--- The task ---
Write out the following records exactly, each one in full.

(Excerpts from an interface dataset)
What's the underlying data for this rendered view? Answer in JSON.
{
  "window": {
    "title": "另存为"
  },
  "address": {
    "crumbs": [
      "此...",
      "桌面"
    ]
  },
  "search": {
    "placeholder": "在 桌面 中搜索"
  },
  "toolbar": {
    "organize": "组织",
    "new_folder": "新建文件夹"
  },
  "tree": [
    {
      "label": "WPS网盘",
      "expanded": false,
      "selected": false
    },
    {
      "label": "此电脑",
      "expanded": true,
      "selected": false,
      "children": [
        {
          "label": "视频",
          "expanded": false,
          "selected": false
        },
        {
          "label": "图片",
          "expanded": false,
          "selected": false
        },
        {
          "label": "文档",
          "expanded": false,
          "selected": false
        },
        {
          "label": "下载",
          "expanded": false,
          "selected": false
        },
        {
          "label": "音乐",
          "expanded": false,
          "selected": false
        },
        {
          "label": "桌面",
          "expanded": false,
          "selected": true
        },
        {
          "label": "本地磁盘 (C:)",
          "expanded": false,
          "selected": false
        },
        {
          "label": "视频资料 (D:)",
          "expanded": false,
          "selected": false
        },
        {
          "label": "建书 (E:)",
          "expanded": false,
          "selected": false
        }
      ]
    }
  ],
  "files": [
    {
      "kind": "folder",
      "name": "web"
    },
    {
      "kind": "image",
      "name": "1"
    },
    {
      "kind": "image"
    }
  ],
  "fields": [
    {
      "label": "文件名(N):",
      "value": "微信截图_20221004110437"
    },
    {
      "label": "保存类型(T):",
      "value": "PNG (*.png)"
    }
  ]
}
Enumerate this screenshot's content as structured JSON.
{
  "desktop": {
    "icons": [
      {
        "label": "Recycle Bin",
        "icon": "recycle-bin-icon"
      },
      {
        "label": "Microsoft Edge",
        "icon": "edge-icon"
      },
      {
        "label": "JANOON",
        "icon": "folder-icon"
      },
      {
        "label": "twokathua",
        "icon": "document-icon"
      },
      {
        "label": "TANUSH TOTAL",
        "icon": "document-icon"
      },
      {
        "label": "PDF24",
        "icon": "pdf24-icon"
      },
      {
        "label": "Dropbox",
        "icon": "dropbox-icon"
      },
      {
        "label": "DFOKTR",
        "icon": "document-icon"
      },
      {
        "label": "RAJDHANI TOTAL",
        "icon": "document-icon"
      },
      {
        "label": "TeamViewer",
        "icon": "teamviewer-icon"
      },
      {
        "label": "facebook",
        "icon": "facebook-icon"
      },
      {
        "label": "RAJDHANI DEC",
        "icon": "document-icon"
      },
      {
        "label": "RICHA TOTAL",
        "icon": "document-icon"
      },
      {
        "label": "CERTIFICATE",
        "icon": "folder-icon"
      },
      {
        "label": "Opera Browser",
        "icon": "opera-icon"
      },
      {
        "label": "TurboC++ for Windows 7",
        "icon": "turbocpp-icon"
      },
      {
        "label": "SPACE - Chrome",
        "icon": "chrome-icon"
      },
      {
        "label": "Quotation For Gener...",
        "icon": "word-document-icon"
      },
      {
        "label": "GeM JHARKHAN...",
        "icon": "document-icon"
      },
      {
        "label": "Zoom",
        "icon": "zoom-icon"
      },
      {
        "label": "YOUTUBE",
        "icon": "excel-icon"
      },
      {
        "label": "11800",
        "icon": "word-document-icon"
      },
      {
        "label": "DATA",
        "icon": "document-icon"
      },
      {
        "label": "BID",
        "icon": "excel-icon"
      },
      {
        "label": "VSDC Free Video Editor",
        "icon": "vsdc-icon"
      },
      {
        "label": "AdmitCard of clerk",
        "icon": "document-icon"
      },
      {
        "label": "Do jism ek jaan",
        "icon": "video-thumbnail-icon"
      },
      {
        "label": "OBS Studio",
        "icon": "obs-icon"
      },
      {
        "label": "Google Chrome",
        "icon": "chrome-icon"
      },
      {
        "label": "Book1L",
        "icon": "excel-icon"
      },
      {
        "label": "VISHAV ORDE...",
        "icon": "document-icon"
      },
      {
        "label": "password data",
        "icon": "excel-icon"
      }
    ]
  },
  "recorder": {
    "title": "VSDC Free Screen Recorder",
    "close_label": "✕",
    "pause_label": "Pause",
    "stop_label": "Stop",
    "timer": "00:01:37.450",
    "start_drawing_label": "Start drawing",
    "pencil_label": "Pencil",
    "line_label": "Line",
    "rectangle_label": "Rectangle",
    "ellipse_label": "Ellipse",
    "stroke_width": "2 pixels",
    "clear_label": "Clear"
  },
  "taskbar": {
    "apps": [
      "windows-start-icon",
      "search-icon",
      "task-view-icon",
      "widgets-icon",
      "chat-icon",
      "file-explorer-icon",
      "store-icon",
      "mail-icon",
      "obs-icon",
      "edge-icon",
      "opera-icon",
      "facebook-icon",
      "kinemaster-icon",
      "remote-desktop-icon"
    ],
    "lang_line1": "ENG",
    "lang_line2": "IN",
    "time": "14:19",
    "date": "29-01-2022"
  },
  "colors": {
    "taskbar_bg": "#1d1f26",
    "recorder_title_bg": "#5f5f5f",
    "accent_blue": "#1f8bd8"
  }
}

--- Answer to this exercise ---
What's the underlying data for this rendered view? Answer in JSON.
{
  "window": {
    "title": "另存为"
  },
  "address": {
    "crumbs": [
      "此...",
      "桌面"
    ]
  },
  "search": {
    "placeholder": "在 桌面 中搜索"
  },
  "toolbar": {
    "organize": "组织",
    "new_folder": "新建文件夹"
  },
  "tree": [
    {
      "label": "WPS网盘",
      "expanded": false,
      "selected": false
    },
    {
      "label": "此电脑",
      "expanded": true,
      "selected": false,
      "children": [
        {
          "label": "视频",
          "expanded": false,
          "selected": false
        },
        {
          "label": "图片",
          "expanded": false,
          "selected": false
        },
        {
          "label": "文档",
          "expanded": false,
          "selected": false
        },
        {
          "label": "下载",
          "expanded": false,
          "selected": false
        },
        {
          "label": "音乐",
          "expanded": false,
          "selected": false
        },
        {
          "label": "桌面",
          "expanded": false,
          "selected": true
        },
        {
          "label": "本地磁盘 (C:)",
          "expanded": false,
          "selected": false
        },
        {
          "label": "视频资料 (D:)",
          "expanded": false,
          "selected": false
        },
        {
          "label": "建书 (E:)",
          "expanded": false,
          "selected": false
        }
      ]
    }
  ],
  "files": [
    {
      "kind": "folder",
      "name": "web"
    },
    {
      "kind": "image",
      "name": "1"
    },
    {
      "kind": "image"
    }
  ],
  "fields": [
    {
      "label": "文件名(N):",
      "value": "微信截图_20221004110437"
    },
    {
      "label": "保存类型(T):",
      "value": "PNG (*.png)"
    }
  ]
}
Enumerate this screenshot's content as structured JSON.
{
  "desktop": {
    "icons": [
      {
        "label": "Recycle Bin",
        "icon": "recycle-bin-icon"
      },
      {
        "label": "Microsoft Edge",
        "icon": "edge-icon"
      },
      {
        "label": "JANOON",
        "icon": "folder-icon"
      },
      {
        "label": "twokathua",
        "icon": "document-icon"
      },
      {
        "label": "TANUSH TOTAL",
        "icon": "document-icon"
      },
      {
        "label": "PDF24",
        "icon": "pdf24-icon"
      },
      {
        "label": "Dropbox",
        "icon": "dropbox-icon"
      },
      {
        "label": "DFOKTR",
        "icon": "document-icon"
      },
      {
        "label": "RAJDHANI TOTAL",
        "icon": "document-icon"
      },
      {
        "label": "TeamViewer",
        "icon": "teamviewer-icon"
      },
      {
        "label": "facebook",
        "icon": "facebook-icon"
      },
      {
        "label": "RAJDHANI DEC",
        "icon": "document-icon"
      },
      {
        "label": "RICHA TOTAL",
        "icon": "document-icon"
      },
      {
        "label": "CERTIFICATE",
        "icon": "folder-icon"
      },
      {
        "label": "Opera Browser",
        "icon": "opera-icon"
      },
      {
        "label": "TurboC++ for Windows 7",
        "icon": "turbocpp-icon"
      },
      {
        "label": "SPACE - Chrome",
        "icon": "chrome-icon"
      },
      {
        "label": "Quotation For Gener...",
        "icon": "word-document-icon"
      },
      {
        "label": "GeM JHARKHAN...",
        "icon": "document-icon"
      },
      {
        "label": "Zoom",
        "icon": "zoom-icon"
      },
      {
        "label": "YOUTUBE",
        "icon": "excel-icon"
      },
      {
        "label": "11800",
        "icon": "word-document-icon"
      },
      {
        "label": "DATA",
        "icon": "document-icon"
      },
      {
        "label": "BID",
        "icon": "excel-icon"
      },
      {
        "label": "VSDC Free Video Editor",
        "icon": "vsdc-icon"
      },
      {
        "label": "AdmitCard of clerk",
        "icon": "document-icon"
      },
      {
        "label": "Do jism ek jaan",
        "icon": "video-thumbnail-icon"
      },
      {
        "label": "OBS Studio",
        "icon": "obs-icon"
      },
      {
        "label": "Google Chrome",
        "icon": "chrome-icon"
      },
      {
        "label": "Book1L",
        "icon": "excel-icon"
      },
      {
        "label": "VISHAV ORDE...",
        "icon": "document-icon"
      },
      {
        "label": "password data",
        "icon": "excel-icon"
      }
    ]
  },
  "recorder": {
    "title": "VSDC Free Screen Recorder",
    "close_label": "✕",
    "pause_label": "Pause",
    "stop_label": "Stop",
    "timer": "00:01:37.450",
    "start_drawing_label": "Start drawing",
    "pencil_label": "Pencil",
    "line_label": "Line",
    "rectangle_label": "Rectangle",
    "ellipse_label": "Ellipse",
    "stroke_width": "2 pixels",
    "clear_label": "Clear"
  },
  "taskbar": {
    "apps": [
      "windows-start-icon",
      "search-icon",
      "task-view-icon",
      "widgets-icon",
      "chat-icon",
      "file-explorer-icon",
      "store-icon",
      "mail-icon",
      "obs-icon",
      "edge-icon",
      "opera-icon",
      "facebook-icon",
      "kinemaster-icon",
      "remote-desktop-icon"
    ],
    "lang_line1": "ENG",
    "lang_line2": "IN",
    "time": "14:19",
    "date": "29-01-2022"
  },
  "colors": {
    "taskbar_bg": "#1d1f26",
    "recorder_title_bg": "#5f5f5f",
    "accent_blue": "#1f8bd8"
  }
}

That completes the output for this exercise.